Segment Open

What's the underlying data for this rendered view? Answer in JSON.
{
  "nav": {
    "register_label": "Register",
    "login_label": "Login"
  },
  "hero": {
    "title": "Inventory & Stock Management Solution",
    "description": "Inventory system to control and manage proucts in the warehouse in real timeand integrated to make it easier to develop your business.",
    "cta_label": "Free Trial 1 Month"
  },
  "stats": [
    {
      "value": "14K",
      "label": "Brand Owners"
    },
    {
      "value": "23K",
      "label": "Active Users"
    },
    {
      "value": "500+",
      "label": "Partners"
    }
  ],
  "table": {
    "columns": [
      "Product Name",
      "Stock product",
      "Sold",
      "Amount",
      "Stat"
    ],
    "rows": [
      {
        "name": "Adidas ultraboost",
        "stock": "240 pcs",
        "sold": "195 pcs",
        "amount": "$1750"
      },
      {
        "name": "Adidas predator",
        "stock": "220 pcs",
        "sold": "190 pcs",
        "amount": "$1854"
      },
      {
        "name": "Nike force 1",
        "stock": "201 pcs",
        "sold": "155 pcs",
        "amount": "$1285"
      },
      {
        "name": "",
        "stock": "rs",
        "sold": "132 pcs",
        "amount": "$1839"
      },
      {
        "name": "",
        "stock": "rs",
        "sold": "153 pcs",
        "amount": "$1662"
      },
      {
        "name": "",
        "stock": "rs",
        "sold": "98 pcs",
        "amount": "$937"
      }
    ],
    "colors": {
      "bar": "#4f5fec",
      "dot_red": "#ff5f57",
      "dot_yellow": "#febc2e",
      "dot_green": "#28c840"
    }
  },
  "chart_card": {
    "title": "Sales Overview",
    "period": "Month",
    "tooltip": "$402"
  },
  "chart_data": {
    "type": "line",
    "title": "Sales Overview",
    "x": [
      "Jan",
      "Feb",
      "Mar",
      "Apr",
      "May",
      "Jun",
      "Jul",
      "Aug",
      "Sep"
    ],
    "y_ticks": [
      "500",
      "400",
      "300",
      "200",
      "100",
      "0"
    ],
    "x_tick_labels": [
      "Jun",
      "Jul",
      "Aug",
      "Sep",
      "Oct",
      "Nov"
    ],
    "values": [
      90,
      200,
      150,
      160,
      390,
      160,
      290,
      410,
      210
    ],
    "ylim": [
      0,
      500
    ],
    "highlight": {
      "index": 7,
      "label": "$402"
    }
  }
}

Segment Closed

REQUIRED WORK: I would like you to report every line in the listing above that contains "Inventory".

TASK RESPONSE:
    "title": "Inventory & Stock Management Solution",
    "description": "Inventory system to control and manage proucts in the warehouse in real timeand integrated to make it easier to develop your business.",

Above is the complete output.